Our results predict major biodiversity losses if forested landscapes are converted wholesale to low-intensity agriculture, even if significant wildlife-friendly habitat cover is retained via land-sharing practices. Hence, in regions that still support large tracts of natural habitat, biodiversity interests may be best served by land-sparing policies, provided that they can genuinely deliver protection for contiguous blocks of habitat. This is likely to require mechanisms that pair spared forest reserves with farmland areas that are separated in space, facilitating the protection of pristine natural habitat blocks that are less vulnerable to future encroachment. We see the development of such ‘off-farm’ sparing schemes as an urgent priority for tropical conservation (Fischer et al. 2008; Lambin & Meyfroidt 2011). Land-sharing practices, in turn, can provide important benefits for biodiversity, including facilitating dispersal between forest tracts (Zipkin, DeWan & Royle 2009; Tscharntke et al. 2012). Both strategies should therefore have important roles to play in future agricultural development, and mixed strategies may be more realistic in practical terms (Fischer, Lindenmayer & Manning 2006; Matson & Vitousek 2006). Nevertheless, our results underline the critical importance of contiguous forests for tropical biodiversity, indicating that their protection should remain a top priority.

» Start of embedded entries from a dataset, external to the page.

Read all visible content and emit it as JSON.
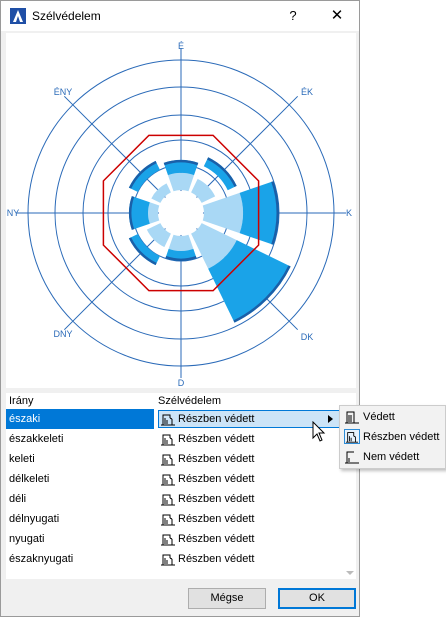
{
  "window": {
    "title": "Szélvédelem",
    "help_label": "?",
    "close_label": "✕"
  },
  "rose": {
    "directions": [
      "É",
      "ÉK",
      "K",
      "DK",
      "D",
      "DNY",
      "NY",
      "ÉNY"
    ],
    "colors": {
      "grid": "#2a6ab8",
      "inner_fill": "#a9d8f5",
      "outer_fill": "#1aa3e8",
      "outer_dark": "#1a5fa8",
      "outline": "#cc0000"
    }
  },
  "table": {
    "col_direction": "Irány",
    "col_protection": "Szélvédelem",
    "rows": [
      {
        "direction": "északi",
        "protection": "Részben védett"
      },
      {
        "direction": "északkeleti",
        "protection": "Részben védett"
      },
      {
        "direction": "keleti",
        "protection": "Részben védett"
      },
      {
        "direction": "délkeleti",
        "protection": "Részben védett"
      },
      {
        "direction": "déli",
        "protection": "Részben védett"
      },
      {
        "direction": "délnyugati",
        "protection": "Részben védett"
      },
      {
        "direction": "nyugati",
        "protection": "Részben védett"
      },
      {
        "direction": "északnyugati",
        "protection": "Részben védett"
      }
    ]
  },
  "menu": {
    "options": [
      "Védett",
      "Részben védett",
      "Nem védett"
    ],
    "selected": "Részben védett"
  },
  "buttons": {
    "cancel": "Mégse",
    "ok": "OK"
  }
}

We thank staff at the Instituto de Investigación de Recursos Biológicos Alexander von Humboldt, particularly F. Forero for logistical support and A. González and J. Stephens-Cardenas for dung beetle identification. For field access permissions, we thank Fundación Colibri (Reserva Mesenia-Paramillo), Fundación ProAves (Reserva Las Tangaras) and L. Tapasco (Cerro Montezuma). We thank Y. Tapasco, O. Cortes, F. Prada, G. Suarez and many local assistants for help with data collection. Funding was provided to T.H. and D.P.E. by the Research Council of Norway, grant number 208836. This is publication #3 of the Biodiversity, Agriculture and Conservation in Colombia/Biodiversidad, Agricultura, y Conservación en Colombia (BACC) project. The authors declare no conflicts of interest.